The philosophy of "Ubiquitous Relativity" encourages us to connect and engage with people who have opposing views. Too many times in the last few years I have heard people say: “I just had to ‘unfriend’ a bunch of people because they support ____. (Fill in the blank).
I wonder, is this the way to connect with others? By taking this action, in a sense I wall myself off from opposing viewpoints. I believe this is counterproductive for a few reasons.
First, while I may not agree with someone, what is the harm in asking “Why” they have a certain view or support a certain candidate?
Second, if I really feel strongly about my opinion on a topic, don’t I want to engage with others who feel differently, so that I may influence them and perhaps get them to see my point of view?
Last week, I was at Sedona Wolf Week. My wife and I are on the board of Apex Protection Project, a wolfdog rescue. The week is an opportunity for people to spend time with wolves and learn about them as well. One of the things we do is invite ranchers to this event so that we can hear their point of view. Clearly, wolves can be a threat to their livestock and there are times where ranchers shoot wolves to protect their way of life.
It is amazing what happens to hardened prejudices when people meet in person and share their viewpoints. Wolf advocates think they should never be shot. Ranchers oftentimes feel differently. But instead of yelling at each other, we talked about nonlethal methods of defending herds of cattle and sheep against wolves. In a word, we talked “compromise.”
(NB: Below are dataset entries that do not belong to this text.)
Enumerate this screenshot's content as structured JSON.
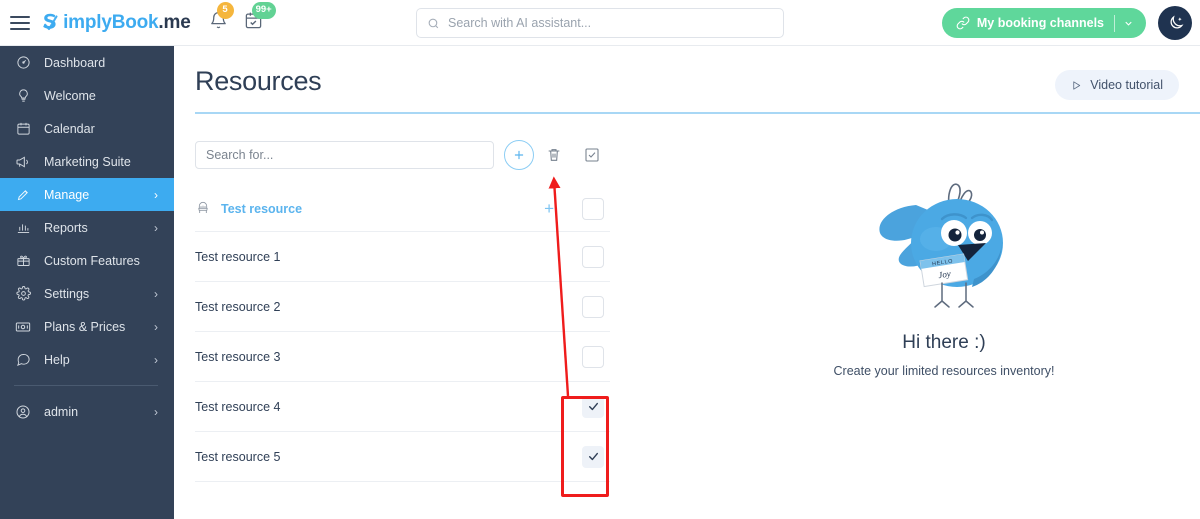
{
  "topbar": {
    "menu_icon": "hamburger-icon",
    "brand_part1": "S",
    "brand_part1b": "implyBook",
    "brand_part2": ".me",
    "notifications_badge": "5",
    "bookings_badge": "99+",
    "search_placeholder": "Search with AI assistant...",
    "search_value": "",
    "booking_channels_label": "My booking channels",
    "dark_mode_icon": "moon-icon"
  },
  "sidebar": {
    "items": [
      {
        "label": "Dashboard",
        "icon": "gauge-icon",
        "active": false,
        "chevron": false
      },
      {
        "label": "Welcome",
        "icon": "bulb-icon",
        "active": false,
        "chevron": false
      },
      {
        "label": "Calendar",
        "icon": "calendar-icon",
        "active": false,
        "chevron": false
      },
      {
        "label": "Marketing Suite",
        "icon": "megaphone-icon",
        "active": false,
        "chevron": false
      },
      {
        "label": "Manage",
        "icon": "pencil-icon",
        "active": true,
        "chevron": true
      },
      {
        "label": "Reports",
        "icon": "bar-chart-icon",
        "active": false,
        "chevron": true
      },
      {
        "label": "Custom Features",
        "icon": "gift-icon",
        "active": false,
        "chevron": false
      },
      {
        "label": "Settings",
        "icon": "gear-icon",
        "active": false,
        "chevron": true
      },
      {
        "label": "Plans & Prices",
        "icon": "money-icon",
        "active": false,
        "chevron": true
      },
      {
        "label": "Help",
        "icon": "chat-icon",
        "active": false,
        "chevron": true
      }
    ],
    "account": {
      "label": "admin",
      "icon": "user-circle-icon",
      "chevron": true
    }
  },
  "main": {
    "page_title": "Resources",
    "video_tutorial_label": "Video tutorial",
    "toolbar": {
      "search_placeholder": "Search for...",
      "search_value": "",
      "add_icon": "plus-icon",
      "delete_icon": "trash-icon",
      "select_all_icon": "checkbox-checked-icon"
    },
    "resources": [
      {
        "name": "Test resource",
        "parent": true,
        "icon": "chair-icon",
        "checked": false,
        "add_child": "+"
      },
      {
        "name": "Test resource 1",
        "parent": false,
        "checked": false
      },
      {
        "name": "Test resource 2",
        "parent": false,
        "checked": false
      },
      {
        "name": "Test resource 3",
        "parent": false,
        "checked": false
      },
      {
        "name": "Test resource 4",
        "parent": false,
        "checked": true
      },
      {
        "name": "Test resource 5",
        "parent": false,
        "checked": true
      }
    ],
    "empty_state": {
      "illustration": "blue-bird-mascot",
      "name_tag_hello": "HELLO",
      "name_tag_name": "Joy",
      "title": "Hi there :)",
      "subtitle": "Create your limited resources inventory!"
    }
  },
  "annotations": {
    "arrow_color": "#ef1c1c",
    "box_color": "#ef1c1c",
    "arrow_from": "checked-checkboxes",
    "arrow_to": "delete-icon"
  },
  "colors": {
    "sidebar_bg": "#334258",
    "sidebar_active": "#3dabf0",
    "brand_blue": "#3dabf0",
    "green_button": "#5fd79b",
    "text_dark": "#2f3f56",
    "annotation_red": "#ef1c1c"
  }
}
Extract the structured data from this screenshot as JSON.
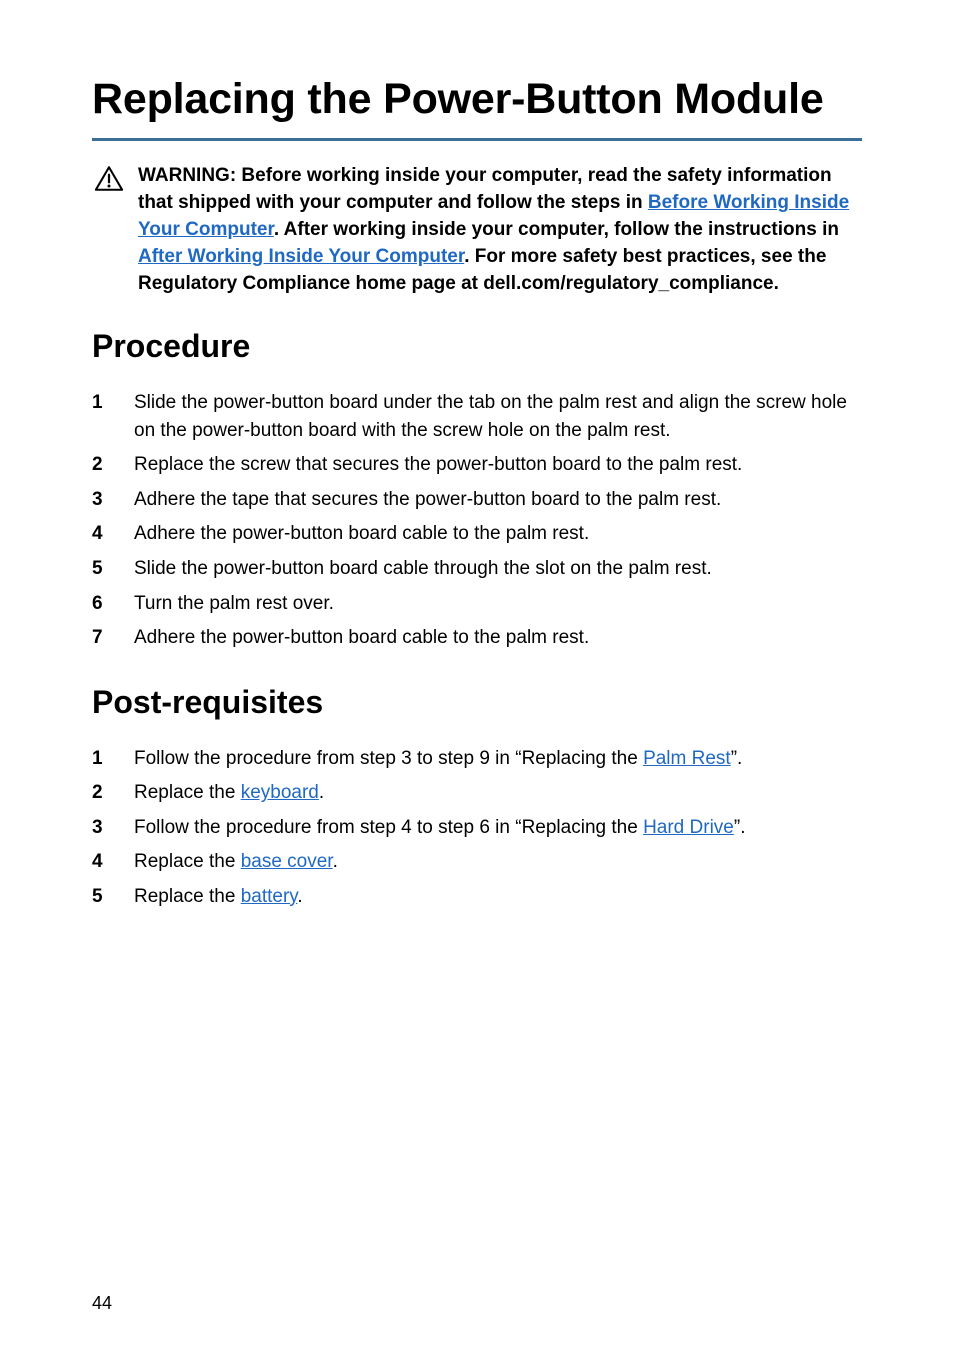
{
  "title": "Replacing the Power-Button Module",
  "warning": {
    "parts": [
      {
        "text": "WARNING: Before working inside your computer, read the safety information that shipped with your computer and follow the steps in "
      },
      {
        "text": "Before Working Inside Your Computer",
        "link": true
      },
      {
        "text": ". After working inside your computer, follow the instructions in "
      },
      {
        "text": "After Working Inside Your Computer",
        "link": true
      },
      {
        "text": ". For more safety best practices, see the Regulatory Compliance home page at dell.com/regulatory_compliance."
      }
    ]
  },
  "sections": {
    "procedure": {
      "heading": "Procedure",
      "steps": [
        "Slide the power-button board under the tab on the palm rest and align the screw hole on the power-button board with the screw hole on the palm rest.",
        "Replace the screw that secures the power-button board to the palm rest.",
        "Adhere the tape that secures the power-button board to the palm rest.",
        "Adhere the power-button board cable to the palm rest.",
        "Slide the power-button board cable through the slot on the palm rest.",
        "Turn the palm rest over.",
        "Adhere the power-button board cable to the palm rest."
      ]
    },
    "postreq": {
      "heading": "Post-requisites",
      "steps": [
        [
          {
            "text": "Follow the procedure from step 3 to step 9 in “Replacing the "
          },
          {
            "text": "Palm Rest",
            "link": true
          },
          {
            "text": "”."
          }
        ],
        [
          {
            "text": "Replace the "
          },
          {
            "text": "keyboard",
            "link": true
          },
          {
            "text": "."
          }
        ],
        [
          {
            "text": "Follow the procedure from step 4 to step 6 in “Replacing the "
          },
          {
            "text": "Hard Drive",
            "link": true
          },
          {
            "text": "”."
          }
        ],
        [
          {
            "text": "Replace the "
          },
          {
            "text": "base cover",
            "link": true
          },
          {
            "text": "."
          }
        ],
        [
          {
            "text": "Replace the "
          },
          {
            "text": "battery",
            "link": true
          },
          {
            "text": "."
          }
        ]
      ]
    }
  },
  "page_number": "44"
}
Imagine that one moment a day we do the same in another arena. If I support one opinion on an issue and you support the opposite view, what would happen if we talked on the phone about it? What if instead of beating the hell out of each other on social media we had a conversation and let each other speak.
While we may not agree afterwards, we may begin to understand “Why” someone thinks the way they do and begin to open ourselves up to the possibility of compromise and connection.